"Left County" for Chicago, 1890 Quincy IL tax records

The image here shows a snip from p. 53 of the 1890 Quincy tax records (held at the Gardner Museum of Architecture & Design). The entry for Mrs. F. Grobner clearly shows “Left County,” and their residence at 1254 Kentucky. Joseph Grobner appears in the Chicago city directories shortly thereafter, bringing a gratifying conclusion to one of my many research mysteries.

Harrison Park, Kalamazoo MI (My first blog post!)

I grew up in Kalamazoo, Michigan, and over my 20+ years living there, I drove past Harrison Park thousands of times. Located on the northeast edge of town, the small triangular-shaped park is in what was the city’s Polish neighborhood. Growing up, I remember my Dad pointing out several buildings in the neighborhood that tied back to the family.

A few years ago, my Dad mentioned that there was a monument at Harrison Park, dedicated to the fallen men of World War II, Korea, and Vietnam that were from that neighborhood. With two ancestors that were killed during World War II, my curiosity was piqued.

My next visit to Kalamazoo included a stop at Harrison Park, and sure enough, there was the monument. Among the men listed were Francis Piotrowski (1918-1944) and George Topoll (1918-1943), my ancestors.

Harrison Park monument, Kalamazoo (MI)Discovering the monument was certainly important, but the big find was the lodge number and name of the Polish National Alliance (#2144, White Eagle Society), the fraternal group that dedicated the monument as a memorial to those Polish men who had died during the war. Francis’ father – Stanley, my great-grandfather – was very active with the PNA, and I now had identified the lodge he’d been active with.
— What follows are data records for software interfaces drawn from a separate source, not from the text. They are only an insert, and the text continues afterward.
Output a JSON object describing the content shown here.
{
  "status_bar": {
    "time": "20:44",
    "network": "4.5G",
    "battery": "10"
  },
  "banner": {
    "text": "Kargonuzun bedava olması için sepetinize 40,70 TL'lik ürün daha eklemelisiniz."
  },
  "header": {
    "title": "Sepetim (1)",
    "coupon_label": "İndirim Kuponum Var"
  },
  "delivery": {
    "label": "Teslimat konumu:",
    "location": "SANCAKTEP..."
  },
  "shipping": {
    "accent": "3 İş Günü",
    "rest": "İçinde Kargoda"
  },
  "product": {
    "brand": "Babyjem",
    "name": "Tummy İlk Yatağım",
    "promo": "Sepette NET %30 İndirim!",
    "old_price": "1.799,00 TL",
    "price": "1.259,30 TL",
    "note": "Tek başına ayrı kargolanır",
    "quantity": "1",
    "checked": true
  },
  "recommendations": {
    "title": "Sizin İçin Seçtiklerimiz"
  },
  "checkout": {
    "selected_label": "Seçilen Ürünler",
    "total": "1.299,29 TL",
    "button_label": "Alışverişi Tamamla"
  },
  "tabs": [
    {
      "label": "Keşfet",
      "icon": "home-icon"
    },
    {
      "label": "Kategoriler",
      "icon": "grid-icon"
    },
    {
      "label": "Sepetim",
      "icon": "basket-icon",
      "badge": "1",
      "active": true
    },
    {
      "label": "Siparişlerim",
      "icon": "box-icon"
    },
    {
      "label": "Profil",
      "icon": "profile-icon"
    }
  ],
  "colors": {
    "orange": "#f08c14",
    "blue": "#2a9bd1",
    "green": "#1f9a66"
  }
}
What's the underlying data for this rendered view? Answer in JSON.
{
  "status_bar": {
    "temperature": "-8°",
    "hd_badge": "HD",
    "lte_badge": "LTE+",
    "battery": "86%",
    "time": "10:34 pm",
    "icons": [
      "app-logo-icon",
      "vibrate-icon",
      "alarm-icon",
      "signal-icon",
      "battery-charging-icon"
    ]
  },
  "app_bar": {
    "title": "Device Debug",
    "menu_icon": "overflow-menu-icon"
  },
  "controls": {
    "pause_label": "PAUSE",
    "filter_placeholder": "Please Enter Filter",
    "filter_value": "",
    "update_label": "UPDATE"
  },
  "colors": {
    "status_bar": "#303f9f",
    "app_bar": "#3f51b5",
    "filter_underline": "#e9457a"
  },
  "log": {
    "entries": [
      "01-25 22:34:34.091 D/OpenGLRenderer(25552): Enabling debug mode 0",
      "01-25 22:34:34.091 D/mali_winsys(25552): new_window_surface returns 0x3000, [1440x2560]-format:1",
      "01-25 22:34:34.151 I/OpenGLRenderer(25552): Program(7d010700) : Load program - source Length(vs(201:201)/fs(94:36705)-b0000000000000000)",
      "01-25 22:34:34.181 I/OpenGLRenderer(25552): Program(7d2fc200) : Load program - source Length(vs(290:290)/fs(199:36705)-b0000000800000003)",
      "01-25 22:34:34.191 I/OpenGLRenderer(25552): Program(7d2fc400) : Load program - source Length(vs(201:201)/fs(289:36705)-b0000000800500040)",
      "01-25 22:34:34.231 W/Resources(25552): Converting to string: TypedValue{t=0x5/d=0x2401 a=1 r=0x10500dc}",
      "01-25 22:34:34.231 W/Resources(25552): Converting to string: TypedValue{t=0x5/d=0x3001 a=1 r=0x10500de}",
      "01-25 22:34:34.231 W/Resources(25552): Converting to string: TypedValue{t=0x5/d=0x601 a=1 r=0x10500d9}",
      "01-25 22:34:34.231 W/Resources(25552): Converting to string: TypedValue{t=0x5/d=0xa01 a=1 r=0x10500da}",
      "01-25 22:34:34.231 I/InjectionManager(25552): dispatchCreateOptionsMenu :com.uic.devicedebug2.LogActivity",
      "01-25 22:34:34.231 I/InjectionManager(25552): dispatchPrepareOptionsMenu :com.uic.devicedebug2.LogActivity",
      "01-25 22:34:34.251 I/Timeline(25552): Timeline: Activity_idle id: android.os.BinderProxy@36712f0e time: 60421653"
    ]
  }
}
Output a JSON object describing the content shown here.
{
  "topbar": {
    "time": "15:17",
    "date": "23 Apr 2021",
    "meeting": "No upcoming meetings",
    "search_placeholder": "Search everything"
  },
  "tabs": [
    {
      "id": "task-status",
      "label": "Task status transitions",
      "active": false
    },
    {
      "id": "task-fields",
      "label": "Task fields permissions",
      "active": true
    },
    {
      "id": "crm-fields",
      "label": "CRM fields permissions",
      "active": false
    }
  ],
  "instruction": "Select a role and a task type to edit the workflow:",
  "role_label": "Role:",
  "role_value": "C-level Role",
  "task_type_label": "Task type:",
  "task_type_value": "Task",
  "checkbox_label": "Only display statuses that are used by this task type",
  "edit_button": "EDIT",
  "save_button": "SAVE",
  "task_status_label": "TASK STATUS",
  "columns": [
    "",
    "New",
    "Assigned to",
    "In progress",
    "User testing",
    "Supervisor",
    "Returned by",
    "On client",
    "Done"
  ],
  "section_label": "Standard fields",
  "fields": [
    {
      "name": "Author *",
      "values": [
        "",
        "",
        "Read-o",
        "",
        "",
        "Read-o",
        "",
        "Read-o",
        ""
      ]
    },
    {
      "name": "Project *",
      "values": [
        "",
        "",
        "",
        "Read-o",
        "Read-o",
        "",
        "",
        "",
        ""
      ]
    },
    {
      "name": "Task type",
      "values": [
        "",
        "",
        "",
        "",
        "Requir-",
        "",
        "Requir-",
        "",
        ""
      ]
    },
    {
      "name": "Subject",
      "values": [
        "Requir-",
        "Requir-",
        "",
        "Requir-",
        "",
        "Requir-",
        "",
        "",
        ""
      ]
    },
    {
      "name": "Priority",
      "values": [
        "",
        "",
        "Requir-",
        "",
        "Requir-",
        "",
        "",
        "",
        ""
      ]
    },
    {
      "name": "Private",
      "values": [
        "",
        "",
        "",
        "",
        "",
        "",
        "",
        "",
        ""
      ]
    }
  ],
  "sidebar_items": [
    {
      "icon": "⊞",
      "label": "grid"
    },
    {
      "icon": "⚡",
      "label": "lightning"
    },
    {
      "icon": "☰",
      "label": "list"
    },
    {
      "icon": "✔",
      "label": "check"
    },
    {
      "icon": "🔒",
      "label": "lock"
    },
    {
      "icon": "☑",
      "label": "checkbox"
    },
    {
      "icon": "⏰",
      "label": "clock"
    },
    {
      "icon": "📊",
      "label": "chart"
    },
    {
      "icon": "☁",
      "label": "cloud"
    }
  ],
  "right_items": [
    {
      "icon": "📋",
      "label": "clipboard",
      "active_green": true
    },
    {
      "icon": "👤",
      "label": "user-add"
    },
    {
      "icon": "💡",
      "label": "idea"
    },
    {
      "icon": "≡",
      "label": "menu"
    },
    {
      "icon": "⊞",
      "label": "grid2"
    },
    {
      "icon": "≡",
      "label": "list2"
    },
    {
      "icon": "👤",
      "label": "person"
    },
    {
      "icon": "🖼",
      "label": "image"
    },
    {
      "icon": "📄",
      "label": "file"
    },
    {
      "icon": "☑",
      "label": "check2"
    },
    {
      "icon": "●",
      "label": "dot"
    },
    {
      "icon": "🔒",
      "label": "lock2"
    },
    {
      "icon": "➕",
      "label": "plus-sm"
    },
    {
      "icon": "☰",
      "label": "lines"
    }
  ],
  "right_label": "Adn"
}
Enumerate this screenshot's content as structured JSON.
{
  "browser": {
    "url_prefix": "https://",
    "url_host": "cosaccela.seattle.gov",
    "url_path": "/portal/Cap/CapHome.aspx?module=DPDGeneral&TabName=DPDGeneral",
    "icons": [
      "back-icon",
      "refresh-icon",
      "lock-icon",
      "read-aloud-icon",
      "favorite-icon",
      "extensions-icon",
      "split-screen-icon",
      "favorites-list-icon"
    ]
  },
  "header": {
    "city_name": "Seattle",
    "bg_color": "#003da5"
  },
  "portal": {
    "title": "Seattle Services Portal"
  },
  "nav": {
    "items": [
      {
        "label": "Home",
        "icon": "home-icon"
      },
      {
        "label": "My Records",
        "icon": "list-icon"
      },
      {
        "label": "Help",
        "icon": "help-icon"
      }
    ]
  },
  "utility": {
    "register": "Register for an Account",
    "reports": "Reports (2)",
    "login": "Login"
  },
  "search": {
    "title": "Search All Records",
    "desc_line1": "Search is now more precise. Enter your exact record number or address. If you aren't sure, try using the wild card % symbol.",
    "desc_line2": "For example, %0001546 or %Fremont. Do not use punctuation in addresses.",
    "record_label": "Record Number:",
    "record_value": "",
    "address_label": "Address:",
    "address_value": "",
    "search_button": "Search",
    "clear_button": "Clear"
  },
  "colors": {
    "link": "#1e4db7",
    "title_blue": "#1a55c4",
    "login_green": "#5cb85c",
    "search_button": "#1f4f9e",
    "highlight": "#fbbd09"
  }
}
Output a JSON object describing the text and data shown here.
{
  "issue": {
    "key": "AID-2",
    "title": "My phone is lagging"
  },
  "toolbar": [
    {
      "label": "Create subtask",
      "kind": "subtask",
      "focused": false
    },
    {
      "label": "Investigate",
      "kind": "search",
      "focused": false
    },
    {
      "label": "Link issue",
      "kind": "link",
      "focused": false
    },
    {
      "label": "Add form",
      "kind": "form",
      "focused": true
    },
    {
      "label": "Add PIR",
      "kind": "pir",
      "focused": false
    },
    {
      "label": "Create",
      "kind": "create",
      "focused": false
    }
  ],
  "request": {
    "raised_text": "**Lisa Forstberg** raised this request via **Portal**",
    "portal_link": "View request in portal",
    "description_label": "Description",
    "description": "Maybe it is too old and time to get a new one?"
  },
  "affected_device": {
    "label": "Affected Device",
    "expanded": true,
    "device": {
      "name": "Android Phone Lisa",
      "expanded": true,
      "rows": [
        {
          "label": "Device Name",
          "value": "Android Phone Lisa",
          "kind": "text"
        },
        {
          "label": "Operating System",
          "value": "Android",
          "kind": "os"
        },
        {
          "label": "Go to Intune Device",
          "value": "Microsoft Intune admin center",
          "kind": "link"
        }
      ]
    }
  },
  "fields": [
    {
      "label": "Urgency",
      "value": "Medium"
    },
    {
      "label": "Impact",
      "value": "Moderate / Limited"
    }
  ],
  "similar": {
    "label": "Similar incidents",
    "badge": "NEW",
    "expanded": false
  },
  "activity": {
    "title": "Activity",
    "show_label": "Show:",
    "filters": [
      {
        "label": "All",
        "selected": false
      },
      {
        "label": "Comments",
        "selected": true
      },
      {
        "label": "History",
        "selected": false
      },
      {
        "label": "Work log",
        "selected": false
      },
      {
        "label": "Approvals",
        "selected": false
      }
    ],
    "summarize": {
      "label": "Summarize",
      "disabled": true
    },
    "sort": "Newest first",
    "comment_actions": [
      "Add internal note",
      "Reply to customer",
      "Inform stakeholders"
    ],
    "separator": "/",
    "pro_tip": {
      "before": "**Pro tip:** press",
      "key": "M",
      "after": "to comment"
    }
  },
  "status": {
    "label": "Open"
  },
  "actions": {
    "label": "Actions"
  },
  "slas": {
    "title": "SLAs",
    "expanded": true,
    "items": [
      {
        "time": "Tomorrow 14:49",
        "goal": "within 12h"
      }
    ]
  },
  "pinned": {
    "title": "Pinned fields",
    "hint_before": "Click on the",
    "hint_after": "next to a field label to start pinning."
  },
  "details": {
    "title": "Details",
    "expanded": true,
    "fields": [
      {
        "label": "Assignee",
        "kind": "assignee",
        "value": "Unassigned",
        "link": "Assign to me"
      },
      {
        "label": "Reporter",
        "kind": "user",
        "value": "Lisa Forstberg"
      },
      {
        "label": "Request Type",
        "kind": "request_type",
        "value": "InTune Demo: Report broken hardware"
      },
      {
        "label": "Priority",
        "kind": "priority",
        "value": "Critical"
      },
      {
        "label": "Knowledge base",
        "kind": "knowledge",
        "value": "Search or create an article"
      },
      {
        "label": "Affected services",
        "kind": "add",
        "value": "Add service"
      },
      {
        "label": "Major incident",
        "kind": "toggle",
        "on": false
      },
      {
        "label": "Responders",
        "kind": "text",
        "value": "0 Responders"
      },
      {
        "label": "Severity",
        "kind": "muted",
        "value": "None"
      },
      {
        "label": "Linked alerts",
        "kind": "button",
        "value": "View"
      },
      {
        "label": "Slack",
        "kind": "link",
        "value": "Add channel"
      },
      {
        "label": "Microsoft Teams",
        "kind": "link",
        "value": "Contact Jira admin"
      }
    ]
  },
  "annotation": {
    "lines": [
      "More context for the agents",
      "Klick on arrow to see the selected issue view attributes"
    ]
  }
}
I’d driven past Harrison Park thousands of times over the years, but had never noticed the monument, its historical significance, nor its important genealogical value. I had been so focused on the names and dates on my family tree, learning as much and as quickly as possible, I had failed to take a step back and explore the historical context of my ancestors’ lives – the neighborhood they called home, the parks they played in, and the national events that shaped their lives. I had nearly missed a vital piece of my family’s story in the old neighborhood. A lesson learned!